Deeper Dive—Huge M&A opportunities slip away as DOJ muddies waters with inexplicable AT&T-TWX denial

U.S. Justice Department
The Justice Department's decision to contest AT&T’s bid to buy Time Warner Inc. baffled not only telecom and media CEOs but also antitrust scholars, media industry experts and economists. (Coolcaesar/Wikimedia)

Regardless of your idealogical bent, you have to feel for the top managers of the major media and telecom conglomerates. 

They’re operating in perhaps the most favorable regulatory climate in 50 years, with pro-big business lawmakers controlling the White House, both sides of Congress and the FCC. 

Yet, with the Justice Department's decision to contest AT&T’s bid to buy Time Warner Inc. baffling not only telecom and media CEOs but also antitrust scholars, media industry experts and economists, confused paralysis has begun to replace bold, decisive action. 

RELATED: Comcast may try to top Disney bid for Fox if AT&T succeeds in bid for Time Warner

"For the first time, I don't understand what's possible regulatorily when it comes to horizontal integration or to vertical integration, and even whether or not behavioral remedies will be meaningful again," said Leo Hindery, managing partner of InterMedia Partners and the former CEO of both TCI and AT&T Broadband, to CNBC this week. "There are now inconsistent strategies from company to company and people are stepping every day into each other's sandboxes.”

Indeed, the best of times is also the most vexing.

"For the longest time, we had decades of very successful vertical integration, with common finish lines for the whole of the media and telecommunications industries," Hindery said. "Not anymore."

By most accounts, AT&T’s proposed $85 billion takeover of Time Warner Inc. should be evaluated as a classic “vertical” merger, one in which no competitors are removed from the market. As an example, Forbes cited the “smooth sailing” for the review of Amazon’s purchase of Whole Foods last year. 

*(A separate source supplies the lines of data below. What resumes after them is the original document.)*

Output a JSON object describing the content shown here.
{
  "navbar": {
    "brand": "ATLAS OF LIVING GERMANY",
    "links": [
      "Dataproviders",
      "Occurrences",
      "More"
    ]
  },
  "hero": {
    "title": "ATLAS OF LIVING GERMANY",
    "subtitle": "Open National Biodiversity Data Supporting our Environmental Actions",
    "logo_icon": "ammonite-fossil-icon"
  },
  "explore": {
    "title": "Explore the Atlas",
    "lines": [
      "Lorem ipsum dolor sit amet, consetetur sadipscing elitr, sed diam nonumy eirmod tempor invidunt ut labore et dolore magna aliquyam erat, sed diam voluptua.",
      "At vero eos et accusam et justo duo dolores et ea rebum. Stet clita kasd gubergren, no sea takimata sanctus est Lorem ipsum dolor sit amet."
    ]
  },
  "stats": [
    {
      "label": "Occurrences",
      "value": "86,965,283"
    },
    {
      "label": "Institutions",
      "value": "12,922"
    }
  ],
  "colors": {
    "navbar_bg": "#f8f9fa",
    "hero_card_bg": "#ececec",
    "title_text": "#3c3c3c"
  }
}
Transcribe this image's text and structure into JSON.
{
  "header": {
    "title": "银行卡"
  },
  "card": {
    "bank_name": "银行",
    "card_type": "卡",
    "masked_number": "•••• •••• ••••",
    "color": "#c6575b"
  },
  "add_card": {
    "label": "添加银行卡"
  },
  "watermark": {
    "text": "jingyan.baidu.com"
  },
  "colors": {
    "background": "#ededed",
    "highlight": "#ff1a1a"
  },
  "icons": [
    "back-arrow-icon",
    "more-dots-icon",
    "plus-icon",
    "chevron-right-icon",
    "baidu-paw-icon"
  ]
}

For its part, the Justice Department is hoisting the untested argument that AT&T will have the ability to withhold and jack up prices for TNT, CNN and other Time Warner assets, even though new forces of competition in regard to distribution and content creation seem to emerge in the video business on an almost weekly basis. 

AT&T is pretty confident that it’ll prove that point in court, but that will take time, and pristine regulatory environments don’t last forever.

There are a lot of polarizing, out-there theories floating around the media/telecom business right now. Last year, for example, I thought it was wacky when I had readers tying exiled former NFL quarterback Colin Kaepernick’s kneeling during the National Anthem to a drop in TV ratings for the league.

I also thought it was dumb when folks began to speculate that the Justice Department is undermining entire industries with flimsy legal arguments, all at behest of a president who doesn’t like how CNN covers his work. 

But both theories are picking up steam. 

Regardless of the inspiration, the AT&T/Time Warner impasse does appear to be log-jamming major deals. This week, for example, CNBC reported that Comcast is waiting to see if chief rival AT&T will succeed in acquiring TWX before responding by surpassing Disney’s $66.1 billion bid for select 21st Century Fox assets. 

And the clock’s ticking. Just 15 months ago, the telecom business was beside itself, anticipating a government that would remain pro-Google and regulation-tight, just it had been for the previous eight years. 

With a wave of change expected to hit Congress in November’s national election, who can say how long this good M&A weather will last.